ANTHROPOLOGY/ASIAN STUDIES 338:

VISUAL ANTHROPOLOGY OF MODERN JAPAN

Instructor: Richard Chalfen, Department of Anthropology
Office: 224 Gladfelter Hall -- 204-1413
Class: Wednesday, 2:40-5:10 PM

This course offers an anthropological approach to systems of visual communication that are central to understanding Japanese society and culture. Themes and perspectives from visual anthropology will be applied to visual sign systems of everyday life (writing, clothes, food, etc.), to the prevalence and influences of popular culture emphasizing mass mediated forms as manga (comic books), advertisements, etc. The course will also include ethnographic films about Japanese culture as well a review of how Japanese culture is communicated to mass audiences through classic and contemporary feature films as well as network television. We will try to "unpack" or "unwrap" some of the stereotypic reductions common to superficial knowledge of Japan and Japanese culture. The course aims to explore the visual basis of Japanese society and culture through principles grounded in visual anthropology, or, as we approach this subject at Temple, through an integration of theoretical concerns central to both culture and visual communication.

Students will understand better how a visual anthropologist would seek to study and "know" another culture, specifically Japan -- what would be looked at and what methods would be most suitable to see what has been "made to be seen."

Each student will be evaluated through a late midterm exam and a term project as well as short quizzes and/or essays based on observational exercises. The course should appeal to students in Visual/Cultural Anthropology, Asian Studies, Mass Communication as well as Film and Media Arts (FMA).

Required/Suggested Texts:
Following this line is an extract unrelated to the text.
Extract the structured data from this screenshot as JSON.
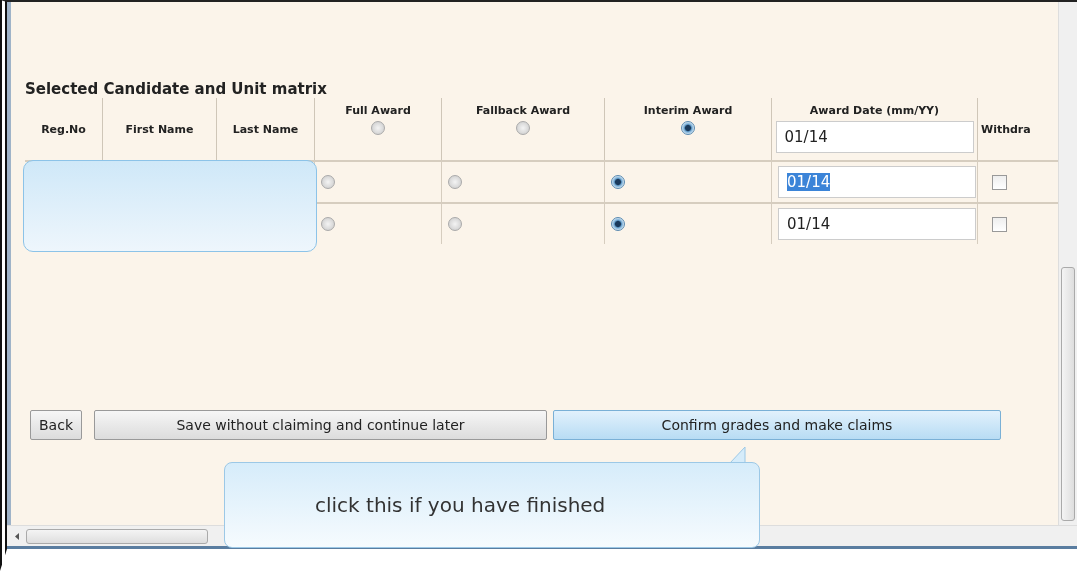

In Praise of Shadows by Jun’ichiro Tanizaki, Stony Creek, CT: Leete’s Island Books, 1977 (1933).
Geisha, Gangster, Neighbor, Nun [or Public People, Private People, 1996]by Donald Richie, Tokyo: Kodansha              International, 1987,
Cinematographic Theory and New Dimensions in Ethnographic Film edited by Paul Hockings and Yasuhiro Omori,              Senri Ethnological Studies, No. 24 (1988), Osaka JP: National Museum of Ethnology;
Wrapping Culture--Politeness, Presentation and Power in Japan by Joy Hendry, Oxford: Clarendon Press, 1993.
A Lateral View -- Essays on Contemporary Japan by Donald Richie, Tokyo: The Japan Times, 1987.
Picturing Japaneseness by Darrell Davis, 1997.
Cinematic Landscapes: Observations on the Visual Arts and Cinema of China and Japan ed. by L. C. Ehrlich & D.              Dresser, Univ. Texas Press, ‘94.